The Garden Grove school itself hasn’t been spared. In the past decade, its enrollment has dropped from 80 to 40 students, all between the ages of 4 and 16. Tuition is $25 a month and there is a teaching staff of five, all born in Japan.
It’s another morning at the school grounds, another watchman’s visitation for Robert Ida.
But this time, Ida makes a poignant detour: He walks to the back fence and gazes across at the vacant lot that, until a year ago, had been his home for 65 years.
The lot is now completely stripped--only overturned dirt, patches of weeds and, at the far end, a large crater where the house had stood.
Silent for a few moments, staring at the crater, Ida then confides: “I had to get out. It was my decision. There were false alarms about the area going under. But this time, it looks like it’s going to happen, and I don’t want to sit around, waiting for the ax.
“I wasn’t here last July (for the demolition).” He now lives in a small tract house a few blocks away. “I made sure I was working somewhere else that day. You can’t bear to see something like that. . . . Too many memories.”
“Something’s gone, you know.” His tone is even more rueful. “The spirit isn’t really here anymore. It doesn’t feel like a community anymore.”
Gone, too, is the once-overwhelming sense of ethnic identity.
“People don’t seem to care about (ethnic heritage) like they used to. Our families moved out years ago when the newer (tract) homes took over. Everyone’s scattered now. And the younger (Japanese-Americans)--most of them seem disinterested in their heritage, too busy with other things.”
Ida, however, is not the sort to dwell long on the melancholy. He is, like the Issei before him, too much a realist and pragmatist.
“You can’t fight change and you can’t stop it. You take it in stride. You learn to live with it. “
As he walks toward the front gate, he looks back at the school building--still standing after 74 years, still serving at least some of the new generations. “But sometimes, if you’re real lucky, people can delay change--a little.”

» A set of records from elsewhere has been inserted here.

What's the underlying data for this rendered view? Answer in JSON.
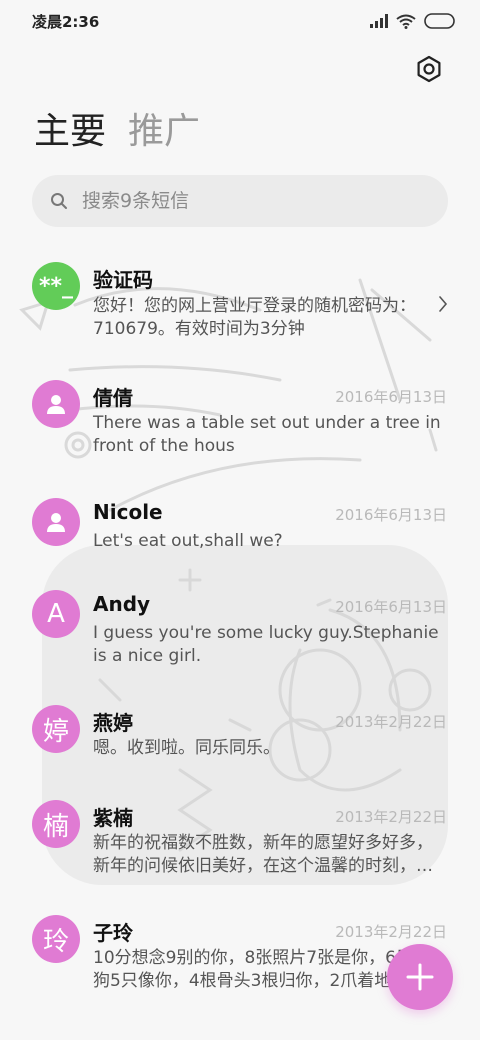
{
  "status_bar": {
    "time": "凌晨2:36"
  },
  "tabs": [
    {
      "label": "主要"
    },
    {
      "label": "推广"
    }
  ],
  "search": {
    "placeholder": "搜索9条短信"
  },
  "messages": [
    {
      "avatar_text": "**_",
      "avatar_color": "#62cc58",
      "name": "验证码",
      "date": "",
      "preview": "您好！您的网上营业厅登录的随机密码为：710679。有效时间为3分钟"
    },
    {
      "avatar_text": "",
      "avatar_color": "#e07bd3",
      "name": "倩倩",
      "date": "2016年6月13日",
      "preview": "There was a table set out under a tree in front of the hous"
    },
    {
      "avatar_text": "",
      "avatar_color": "#e07bd3",
      "name": "Nicole",
      "date": "2016年6月13日",
      "preview": "Let's eat out,shall we?"
    },
    {
      "avatar_text": "A",
      "avatar_color": "#e07bd3",
      "name": "Andy",
      "date": "2016年6月13日",
      "preview": "I guess you're some lucky guy.Stephanie is a nice girl."
    },
    {
      "avatar_text": "婷",
      "avatar_color": "#e07bd3",
      "name": "燕婷",
      "date": "2013年2月22日",
      "preview": "嗯。收到啦。同乐同乐。"
    },
    {
      "avatar_text": "楠",
      "avatar_color": "#e07bd3",
      "name": "紫楠",
      "date": "2013年2月22日",
      "preview": "新年的祝福数不胜数，新年的愿望好多好多，新年的问候依旧美好，在这个温馨的时刻，…"
    },
    {
      "avatar_text": "玲",
      "avatar_color": "#e07bd3",
      "name": "子玲",
      "date": "2013年2月22日",
      "preview": "10分想念9别的你，8张照片7张是你，6只小狗5只像你，4根骨头3根归你，2爪着地"
    }
  ],
  "icons": {
    "settings": "gear-icon",
    "search": "search-icon",
    "compose": "plus-icon",
    "person": "person-icon"
  }
}
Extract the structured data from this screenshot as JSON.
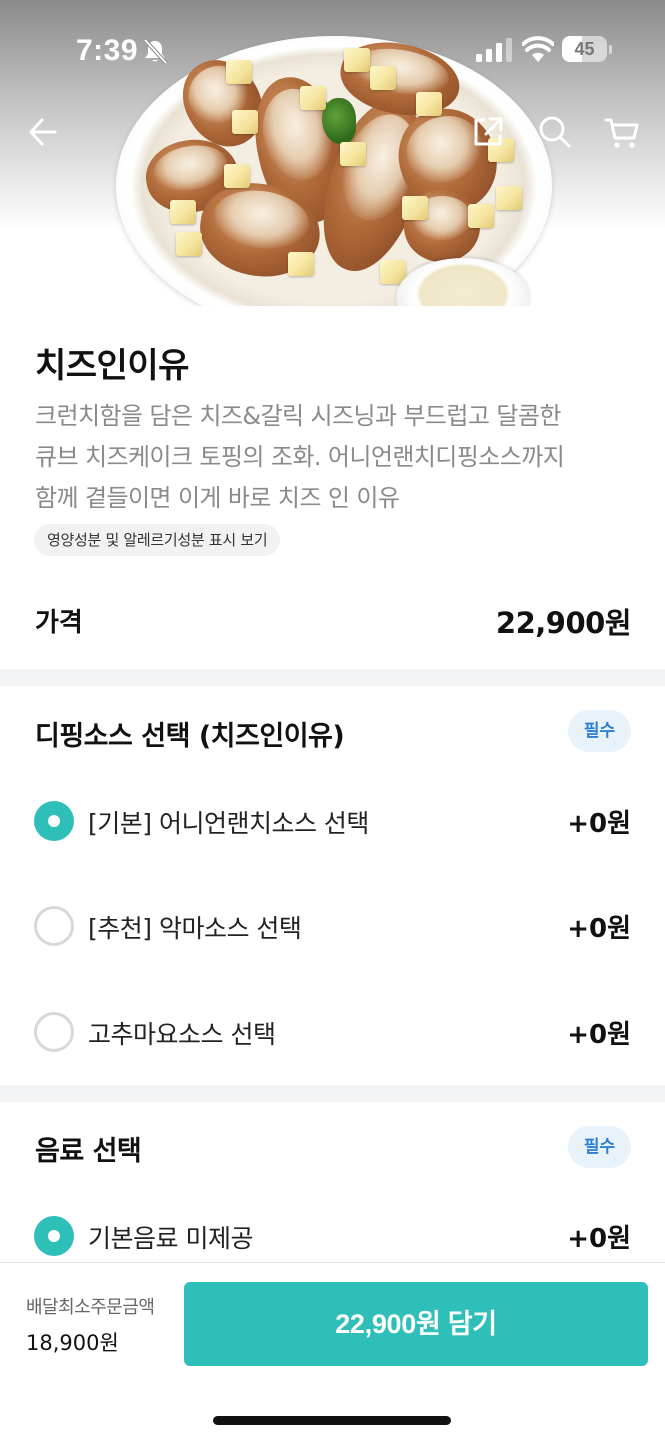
{
  "status_bar": {
    "time": "7:39",
    "battery_level": "45",
    "battery_fraction": 0.45,
    "icons": [
      "bell-slash-icon",
      "signal-icon",
      "wifi-icon",
      "battery-icon"
    ]
  },
  "nav": {
    "icons": [
      "back-arrow-icon",
      "share-icon",
      "search-icon",
      "cart-icon"
    ]
  },
  "product": {
    "name": "치즈인이유",
    "description_lines": [
      "크런치함을 담은 치즈&갈릭 시즈닝과 부드럽고 달콤한",
      "큐브 치즈케이크 토핑의 조화. 어니언랜치디핑소스까지",
      "함께 곁들이면 이게 바로 치즈 인 이유"
    ],
    "nutrition_link": "영양성분 및 알레르기성분 표시 보기",
    "price_label": "가격",
    "price": "22,900원"
  },
  "sections": [
    {
      "title": "디핑소스 선택 (치즈인이유)",
      "badge": "필수",
      "options": [
        {
          "label": "[기본] 어니언랜치소스 선택",
          "price": "+0원",
          "selected": true
        },
        {
          "label": "[추천] 악마소스 선택",
          "price": "+0원",
          "selected": false
        },
        {
          "label": "고추마요소스 선택",
          "price": "+0원",
          "selected": false
        }
      ]
    },
    {
      "title": "음료 선택",
      "badge": "필수",
      "options": [
        {
          "label": "기본음료 미제공",
          "price": "+0원",
          "selected": true
        }
      ]
    }
  ],
  "bottom_bar": {
    "min_order_label": "배달최소주문금액",
    "min_order_value": "18,900원",
    "add_button": "22,900원 담기"
  },
  "colors": {
    "accent": "#2fbfb9",
    "badge_bg": "#e7f2fb",
    "badge_text": "#2f7fd0",
    "divider": "#f2f3f5"
  }
}
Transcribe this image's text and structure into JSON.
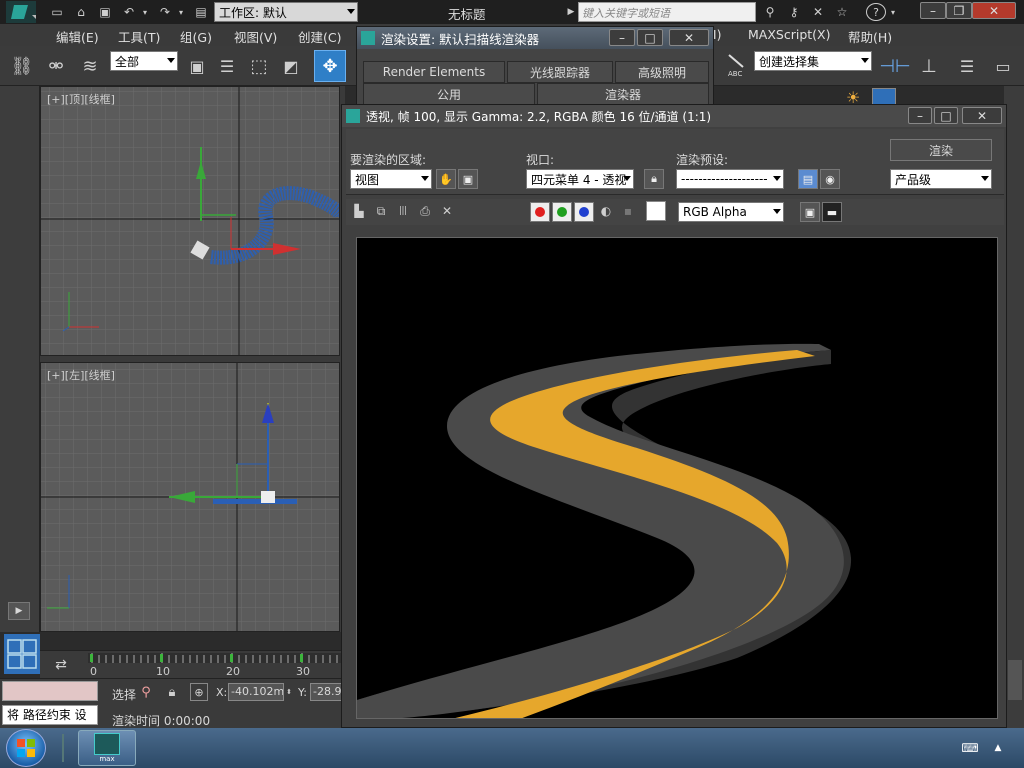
{
  "titlebar": {
    "workspace_label": "工作区: 默认",
    "title": "无标题",
    "search_placeholder": "键入关键字或短语"
  },
  "menubar": {
    "items": [
      "编辑(E)",
      "工具(T)",
      "组(G)",
      "视图(V)",
      "创建(C)",
      "(I)",
      "MAXScript(X)",
      "帮助(H)"
    ]
  },
  "toolbar": {
    "selection_filter": "全部",
    "named_selection": "创建选择集",
    "abc_label": "ABC"
  },
  "viewports": {
    "top_label": "[+][顶][线框]",
    "left_label": "[+][左][线框]"
  },
  "timeline": {
    "ticks": [
      "0",
      "10",
      "20",
      "30"
    ]
  },
  "status": {
    "select_label": "选择",
    "x_label": "X:",
    "x_value": "-40.102mm",
    "y_label": "Y:",
    "y_value": "-28.9",
    "prompt_text": "将 路径约束 设",
    "render_time": "渲染时间 0:00:00"
  },
  "render_setup": {
    "title": "渲染设置: 默认扫描线渲染器",
    "tabs": [
      "Render Elements",
      "光线跟踪器",
      "高级照明",
      "公用",
      "渲染器"
    ]
  },
  "frame_window": {
    "title": "透视, 帧 100, 显示 Gamma: 2.2, RGBA 颜色 16 位/通道 (1:1)",
    "area_label": "要渲染的区域:",
    "area_value": "视图",
    "viewport_label": "视口:",
    "viewport_value": "四元菜单 4 - 透视",
    "preset_label": "渲染预设:",
    "preset_value": "--------------------",
    "render_button": "渲染",
    "quality_value": "产品级",
    "channel_value": "RGB Alpha",
    "colors": {
      "road": "#4a4a4a",
      "road_side": "#333333",
      "stripe": "#e6a72c",
      "background": "#000000"
    }
  },
  "taskbar": {
    "app_label": "max"
  }
}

The thought is obviously a warmly pleasant one for an old alumnus like Robert Ida. He awards it one of his widest, most crinkled grins.